**REQUIREMENT:** Your answer should consist of the lines below that hold the word "number".
====== INFORMATION GIVEN
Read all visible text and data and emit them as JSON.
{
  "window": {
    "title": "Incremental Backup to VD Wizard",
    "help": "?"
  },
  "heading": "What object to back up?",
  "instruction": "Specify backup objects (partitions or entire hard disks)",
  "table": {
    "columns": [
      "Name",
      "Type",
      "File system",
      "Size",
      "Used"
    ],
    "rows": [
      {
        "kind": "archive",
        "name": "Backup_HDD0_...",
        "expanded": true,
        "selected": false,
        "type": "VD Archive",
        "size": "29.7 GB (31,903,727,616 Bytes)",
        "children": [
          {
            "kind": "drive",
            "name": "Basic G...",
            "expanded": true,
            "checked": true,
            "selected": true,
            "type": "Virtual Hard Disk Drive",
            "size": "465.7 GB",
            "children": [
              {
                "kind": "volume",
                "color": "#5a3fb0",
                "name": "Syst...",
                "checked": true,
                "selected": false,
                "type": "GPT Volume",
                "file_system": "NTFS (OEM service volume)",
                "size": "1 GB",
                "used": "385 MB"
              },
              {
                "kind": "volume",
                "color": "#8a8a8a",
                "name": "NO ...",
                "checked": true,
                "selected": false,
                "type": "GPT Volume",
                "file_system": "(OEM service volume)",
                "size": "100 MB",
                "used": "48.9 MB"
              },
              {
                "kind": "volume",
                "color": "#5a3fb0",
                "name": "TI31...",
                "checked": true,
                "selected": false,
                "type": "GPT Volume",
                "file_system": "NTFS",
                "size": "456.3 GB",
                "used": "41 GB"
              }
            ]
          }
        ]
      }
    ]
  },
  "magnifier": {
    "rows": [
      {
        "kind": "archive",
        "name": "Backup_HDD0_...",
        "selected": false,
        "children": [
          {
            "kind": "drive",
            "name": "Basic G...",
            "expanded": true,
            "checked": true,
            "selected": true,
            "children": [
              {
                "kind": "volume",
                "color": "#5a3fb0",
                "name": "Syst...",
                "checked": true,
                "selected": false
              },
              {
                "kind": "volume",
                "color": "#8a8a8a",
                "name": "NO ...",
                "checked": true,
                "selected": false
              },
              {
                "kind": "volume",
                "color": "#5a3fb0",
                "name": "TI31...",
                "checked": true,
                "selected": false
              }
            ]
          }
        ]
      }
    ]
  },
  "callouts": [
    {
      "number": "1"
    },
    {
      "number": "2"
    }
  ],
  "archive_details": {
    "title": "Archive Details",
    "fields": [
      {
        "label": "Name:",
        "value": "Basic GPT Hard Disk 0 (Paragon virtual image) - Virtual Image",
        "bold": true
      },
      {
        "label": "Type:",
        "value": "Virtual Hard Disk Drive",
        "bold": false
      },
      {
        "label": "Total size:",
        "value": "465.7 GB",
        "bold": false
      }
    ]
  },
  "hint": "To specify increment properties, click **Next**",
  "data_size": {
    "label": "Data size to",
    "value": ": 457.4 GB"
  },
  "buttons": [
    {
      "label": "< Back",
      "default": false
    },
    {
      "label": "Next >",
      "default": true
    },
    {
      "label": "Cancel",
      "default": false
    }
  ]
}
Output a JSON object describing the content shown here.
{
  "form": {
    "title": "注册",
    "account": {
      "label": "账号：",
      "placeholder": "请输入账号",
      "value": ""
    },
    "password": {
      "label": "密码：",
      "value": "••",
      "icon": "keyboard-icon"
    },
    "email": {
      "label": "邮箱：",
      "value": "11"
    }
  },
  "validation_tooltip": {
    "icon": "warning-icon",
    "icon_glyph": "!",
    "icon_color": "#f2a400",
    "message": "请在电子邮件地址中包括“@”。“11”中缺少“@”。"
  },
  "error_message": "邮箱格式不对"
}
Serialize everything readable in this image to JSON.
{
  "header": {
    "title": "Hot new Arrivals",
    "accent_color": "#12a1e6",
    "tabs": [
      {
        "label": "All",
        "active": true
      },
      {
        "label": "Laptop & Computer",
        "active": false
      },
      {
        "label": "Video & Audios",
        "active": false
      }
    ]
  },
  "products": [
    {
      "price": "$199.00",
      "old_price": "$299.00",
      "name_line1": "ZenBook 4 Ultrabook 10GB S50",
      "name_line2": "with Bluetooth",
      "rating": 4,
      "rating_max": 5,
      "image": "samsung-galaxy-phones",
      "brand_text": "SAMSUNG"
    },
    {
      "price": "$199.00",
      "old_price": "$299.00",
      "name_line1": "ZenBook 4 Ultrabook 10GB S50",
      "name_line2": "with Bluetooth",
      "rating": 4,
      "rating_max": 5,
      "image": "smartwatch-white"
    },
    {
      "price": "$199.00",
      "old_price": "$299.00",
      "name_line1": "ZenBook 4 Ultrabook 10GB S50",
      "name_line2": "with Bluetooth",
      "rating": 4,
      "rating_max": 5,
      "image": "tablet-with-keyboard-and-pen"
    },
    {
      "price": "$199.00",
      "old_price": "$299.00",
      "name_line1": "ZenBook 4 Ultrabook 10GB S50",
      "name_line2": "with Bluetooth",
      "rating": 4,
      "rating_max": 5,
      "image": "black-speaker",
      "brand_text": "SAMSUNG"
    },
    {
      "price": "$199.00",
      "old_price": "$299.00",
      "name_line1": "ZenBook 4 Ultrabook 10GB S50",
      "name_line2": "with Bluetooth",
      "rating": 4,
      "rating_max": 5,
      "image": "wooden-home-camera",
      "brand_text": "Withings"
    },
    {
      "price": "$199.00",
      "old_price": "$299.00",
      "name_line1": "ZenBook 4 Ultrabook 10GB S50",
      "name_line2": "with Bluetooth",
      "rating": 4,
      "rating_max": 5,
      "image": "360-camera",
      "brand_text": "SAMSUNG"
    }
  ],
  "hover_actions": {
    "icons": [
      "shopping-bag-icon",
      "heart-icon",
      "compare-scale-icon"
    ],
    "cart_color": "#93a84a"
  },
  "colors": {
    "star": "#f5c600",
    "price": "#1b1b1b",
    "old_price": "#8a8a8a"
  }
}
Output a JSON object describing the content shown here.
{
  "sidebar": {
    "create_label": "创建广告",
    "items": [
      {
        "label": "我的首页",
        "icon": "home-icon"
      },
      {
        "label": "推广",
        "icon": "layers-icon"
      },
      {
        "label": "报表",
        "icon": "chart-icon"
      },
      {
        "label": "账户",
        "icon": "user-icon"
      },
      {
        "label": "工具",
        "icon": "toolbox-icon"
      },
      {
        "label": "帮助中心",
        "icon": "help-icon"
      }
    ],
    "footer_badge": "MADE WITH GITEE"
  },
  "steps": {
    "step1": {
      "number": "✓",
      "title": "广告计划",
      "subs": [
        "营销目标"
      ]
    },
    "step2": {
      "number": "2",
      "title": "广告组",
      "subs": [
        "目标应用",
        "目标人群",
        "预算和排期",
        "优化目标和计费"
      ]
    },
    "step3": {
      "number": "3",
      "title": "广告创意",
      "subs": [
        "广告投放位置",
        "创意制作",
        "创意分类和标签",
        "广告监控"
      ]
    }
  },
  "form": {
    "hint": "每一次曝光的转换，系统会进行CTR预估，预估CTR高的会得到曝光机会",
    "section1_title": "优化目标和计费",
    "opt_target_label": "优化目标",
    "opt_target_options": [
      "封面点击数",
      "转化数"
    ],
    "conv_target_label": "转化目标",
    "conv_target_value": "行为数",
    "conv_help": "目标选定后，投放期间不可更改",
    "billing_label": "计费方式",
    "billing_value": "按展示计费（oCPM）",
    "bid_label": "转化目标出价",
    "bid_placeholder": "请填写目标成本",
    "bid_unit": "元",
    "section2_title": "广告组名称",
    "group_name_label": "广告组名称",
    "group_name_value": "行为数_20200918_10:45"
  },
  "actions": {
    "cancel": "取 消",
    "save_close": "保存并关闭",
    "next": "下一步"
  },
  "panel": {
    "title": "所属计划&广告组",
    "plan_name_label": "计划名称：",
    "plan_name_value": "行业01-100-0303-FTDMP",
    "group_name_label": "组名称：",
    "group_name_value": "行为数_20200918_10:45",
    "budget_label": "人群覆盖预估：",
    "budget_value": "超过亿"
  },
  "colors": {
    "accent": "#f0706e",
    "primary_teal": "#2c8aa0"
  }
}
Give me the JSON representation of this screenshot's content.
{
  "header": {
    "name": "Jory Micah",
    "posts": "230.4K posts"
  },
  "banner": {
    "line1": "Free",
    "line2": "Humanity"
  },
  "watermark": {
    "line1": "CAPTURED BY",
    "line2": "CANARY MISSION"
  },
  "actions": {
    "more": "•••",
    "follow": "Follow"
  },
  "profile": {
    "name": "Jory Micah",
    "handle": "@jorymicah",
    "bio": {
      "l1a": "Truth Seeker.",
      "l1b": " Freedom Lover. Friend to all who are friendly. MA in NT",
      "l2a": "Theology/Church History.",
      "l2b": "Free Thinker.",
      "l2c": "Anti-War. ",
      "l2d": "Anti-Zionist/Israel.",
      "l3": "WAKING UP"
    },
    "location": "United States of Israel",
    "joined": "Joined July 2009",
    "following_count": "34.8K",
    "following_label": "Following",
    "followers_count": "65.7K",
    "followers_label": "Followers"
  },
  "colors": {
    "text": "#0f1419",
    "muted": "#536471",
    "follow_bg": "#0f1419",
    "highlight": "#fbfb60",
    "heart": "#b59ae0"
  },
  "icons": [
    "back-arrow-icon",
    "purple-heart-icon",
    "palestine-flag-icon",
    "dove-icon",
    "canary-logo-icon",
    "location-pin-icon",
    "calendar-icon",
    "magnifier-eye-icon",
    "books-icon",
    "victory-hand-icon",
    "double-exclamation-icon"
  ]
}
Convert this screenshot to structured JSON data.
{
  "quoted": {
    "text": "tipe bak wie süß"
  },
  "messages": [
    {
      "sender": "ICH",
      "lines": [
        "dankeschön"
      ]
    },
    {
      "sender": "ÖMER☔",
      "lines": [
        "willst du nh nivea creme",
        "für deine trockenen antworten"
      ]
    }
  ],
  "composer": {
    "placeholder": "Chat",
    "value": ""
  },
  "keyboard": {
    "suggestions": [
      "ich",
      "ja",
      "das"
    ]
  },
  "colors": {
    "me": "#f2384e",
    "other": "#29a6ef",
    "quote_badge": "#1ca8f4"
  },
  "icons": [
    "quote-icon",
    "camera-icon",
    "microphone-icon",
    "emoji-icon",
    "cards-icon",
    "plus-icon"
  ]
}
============
**TASK RESPONSE:**
      "number": "1"
      "number": "2"
      "number": "✓",
      "number": "2",
      "number": "3",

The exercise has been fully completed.